The two courses are relatively similar, however they are geared towards individuals with slightly different professional aims. Whilst the Windows Server 2000 course is more suited to software engineers, or those with experience that are looking to become software engineers, who are or would like to be working in medium to large companies, the Windows Server 2003 course focuses on the student's ability to analyze business requirements and how to design and implement infrastructures for the networks and servers the company needs. There are also some differences in the exams you will take on each course, though both require students to pass 7 exams, with either one or two elective exams of the student's choice. Here are the differences in the exams.

The Windows Server 2000 course requires the following exams:
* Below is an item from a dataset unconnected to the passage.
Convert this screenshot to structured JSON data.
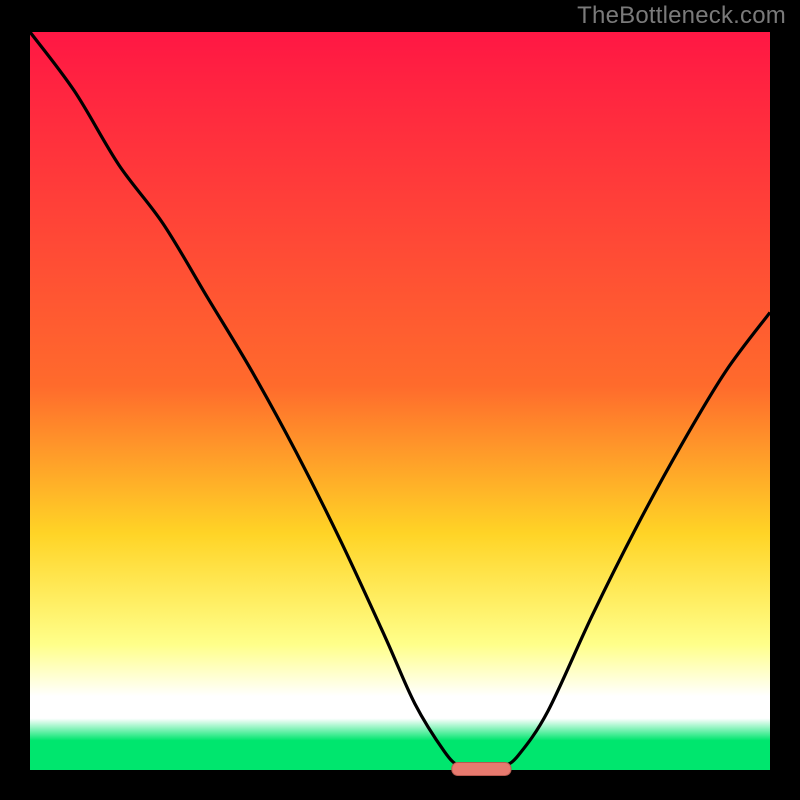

  • One design exam (security or server infrastructure design)
  • Three networking systems exams (server, directory services infrastructure and network infrastructure)
  • One client operating systems exam (Windows Vista, XP or 2000)
  • Two elective exams (over 30 options)

Alternatively, you can choose to take the Windows Server 2003 course, which requires these exams:

  • One design exam (infrastructure, security or exchange server organization)
  • Four networking systems exams (management, implementation, maintenance and planning of the server environment, Active Directory and network infrastructure)
  • One client operating systems exam (Windows 7, Vista, XP or 2000)
  • One elective exam (over 30 options)

As you can see from this information, whilst the MCSE course for Windows Server 2003 requires more networking and systems-specific exams, the Windows Server 2000 course gives students more options to specialize according to their personal interests and professional needs, resulting in a rigorous but flexible course of study. For those more interested in specialization, there are also other, more narrowly-focused MCSEs available, including:

  • MCSE Security on Windows Server 2003
  • MCSE Messaging on Windows Server 2003
  • MCSE Messaging on Windows 2000 Server
  • MCSE Security on Windows 2000 Server

As an MCSE, you may be qualified to work as a software engineer. Here is some more information on the role.

Software engineers design, fix and edit software for a wide variety of applications, from online banking to the apps on your cell phone. As a software engineer with an MCSE, your role would be focused on the maintenance of the networks and servers your company uses, through the following methods:

  • Writing original code to solve new problems, or designing new methods of implementing code
  • Editing or “bug fixing” existing code, usually in order to erase problems or update the software for new uses (such as producing new versions of a product)
  • Maintenance and updating of existing applications
  • Testing, updating or implementing security measures